I have this theory...that how much a country sucks is correlated with how many people of that country decide, "Yeah, living in this country is alright, but I'd prefer death."
Just half a century ago, Korea was nothing more than mountains, fisheries and World War II rape victims. In the 400 or so years before that, Korea's only significant role on the stage of history was to be a ripe young boy for the molestive use by China, Japan, and the Manchu. The territory of Korea was mountainous, largely unarable, and contained few natural resources, unless potential rapees count. In the 60 or so years that the People's Republic of Korea has existed, they have developed the southern half of an agricultural society into an economic world power with cutting edge technology in communications, health care services, and travel infrastructure. It is one of the safest nations on the planet as far as violent crimes and theft. On a global scale, their literacy rates, health care, life expectancy, and GDP/capita are excellent. One would expect the citizens of a country that has rose so high so fast to be proud and happy. Well, they're definitely proud, anybody who's ever met a Korean or a Korean-American can tell you that. Ask them if they are happy, they'll probably say yes, though that might be a matter of pride rather than honesty.
South Korea has the second highest suicide rate in the world, with a female suicide rate twice as high as #1 (Lithuania). Of the 30 OECD countries S. Korea is at the top, far higher than Hungary and Japan, number 2 and 3, respectively. The gap is especially pronounced for Korean females, who are more proficient at killing themselves than females in any other part of the world. Suicide is the leading cause of death among people younger than 40 years old. A Korean is more likely to be killed by him/herself than another person or any single disease. That's pretty fucking perverse when you take into account that reported suicides are estimated to be only 10% of total suicide attempts.
I have faith in suicide rates as a proxy measurement for quality of life, moreso than GDP/capita or anything else, so to me it's quite evident that the average Korean does not enjoy a good life here. The discontent starts at a young age. Young, as in like ten. Seriously, can't make shit like this up. This girl is seven years too young to suck her first dick but she orchestrated a premeditated suicide by looking up painless methods on the internet and writing suicide letters to eight of her friends. Do you know how young ten is? That's fourth grade.
Some insight into Korean life might allow you to better speculate why they are so unhappy:
6 hours of public school
3-7 hours of hagwon where periods are 50-60 minutes. Academic competition is fierce, so all but the poorest of students attend hagwon. Hagwon can end as late as 10pm. I've seen 6th graders walking home past 9pm.
12 hour school days are common. I've talked to girls whose parents didn't enroll them in hagwons, and they had 12 hours of schooling a day anyway. And they were thankful for it. You're not in school just to be in school. The pressure is immense. It's everything.

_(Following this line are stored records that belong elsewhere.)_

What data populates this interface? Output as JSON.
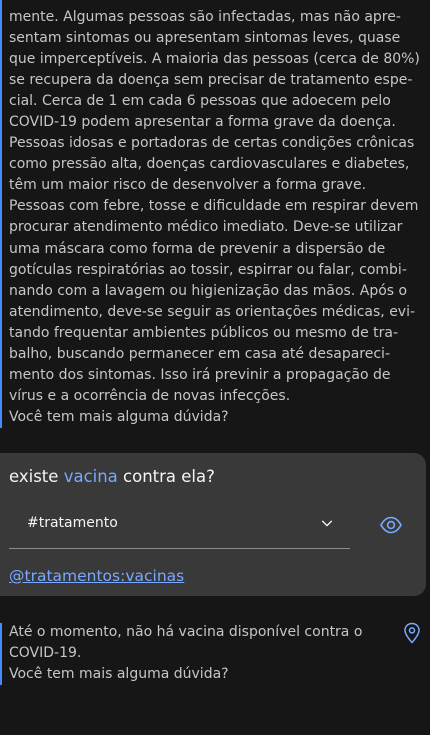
{
  "bot_response_1": {
    "lines": [
      "mente. Algumas pessoas são infectadas, mas não apre-",
      "sentam sintomas ou apresentam sintomas leves, quase",
      "que imperceptíveis. A maioria das pessoas (cerca de 80%)",
      "se recupera da doença sem precisar de tratamento espe-",
      "cial. Cerca de 1 em cada 6 pessoas que adoecem pelo",
      "COVID-19 podem apresentar a forma grave da doença.",
      "Pessoas idosas e portadoras de certas condições crônicas",
      "como pressão alta, doenças cardiovasculares e diabetes,",
      "têm um maior risco de desenvolver a forma grave.",
      "Pessoas com febre, tosse e dificuldade em respirar devem",
      "procurar atendimento médico imediato. Deve-se utilizar",
      "uma máscara como forma de prevenir a dispersão de",
      "gotículas respiratórias ao tossir, espirrar ou falar, combi-",
      "nando com a lavagem ou higienização das mãos. Após o",
      "atendimento, deve-se seguir as orientações médicas, evi-",
      "tando frequentar ambientes públicos ou mesmo de tra-",
      "balho, buscando permanecer em casa até desapareci-",
      "mento dos sintomas. Isso irá previnir a propagação de",
      "vírus e a ocorrência de novas infecções.",
      "Você tem mais alguma dúvida?"
    ]
  },
  "user_message": {
    "prefix": "existe ",
    "entity": "vacina",
    "suffix": " contra ela?",
    "intent_selected": "#tratamento",
    "entity_link": "@tratamentos:vacinas"
  },
  "bot_response_2": {
    "lines": [
      "Até o momento, não há vacina disponível contra o",
      "COVID-19.",
      "Você tem mais alguma dúvida?"
    ]
  },
  "colors": {
    "background": "#161616",
    "card": "#393939",
    "accent": "#4589ff",
    "link": "#78a9ff"
  },
  "icons": {
    "intent_dropdown": "chevron-down-icon",
    "view": "eye-icon",
    "pin": "location-pin-icon"
  }
}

College exams determine where you'll go to school. Where you'll go to school determines who you work for. Who you work for determines your social status. There are two tiers of universities in Korea: The Big Three, and everything else.
Are you a male? Congratulations! Take a break from school. Serve two years in the military. The suicide rate is high here as well. So is the 'accident' rate. Expect hazing.
Finish up school, find work at a chaebol, here's a list. Not to imply that it's easy- if you didn't graduate from the Big Three, your chances plummet. They drop again if you didn't go to school in Seoul. Even if you did, hiring is so competitive now that in addition to English interviews and tests, it's standard to include a picture of yourself on the resume because HR wants to consider your hireability based on your physical appearance too. Celerations are in order if you get a job offer (you're buying). You're now at the bottom rung of the corporate ladder. Do what your boss says, or he'll throw you off. If you think Korean corporate culture is a strict hierarchy of deferrence and conformity, good guess.
One of my friends here went to one of the big three Universities and got her first job working for Samsung because of it. This is the textbook definition of "making it" in Korea. Everything, all the hard work and 12 hour school days culminates into whether you can get the 'good' job and scale the socioeconomic ladder.You can't get the second without the first- a lot of the big companies won't even touch your resume if you went to school outside of the Big Three, or worse, outside of Seoul.
She gets the job at Samsung, the biggest and highest paying of the chaebols with the most room for career advancement. Surprise, it sucks! She's got more money than she needs and no time to spend it all. The workload is heavy enough that everyone is doing unpaid overtime on weekends. For two years, she took no vacation and no sick days. They give everyone some, of course they have to, but when you take leave, your coworkers have to pick up your slack when it's hard enough to stay afloat as it is. They (The Man) use social guilt and unreasonable deadlines to milk every last drop out of the money chasers. She quit: After two years, she didn't meet a single person who liked their job.
I think all this only scratches the surface. I could go on and on, but I'm reaching out of my scope. I never intended to write this. Actually, it was supposed to be a funny story about how my Korean friend JJ's senior killed himself on his wedding day. Then I started looking up the facts and my jaw dropped.
Is Korea a nice place to live? For some. But it sure isn't a nice place to grow up.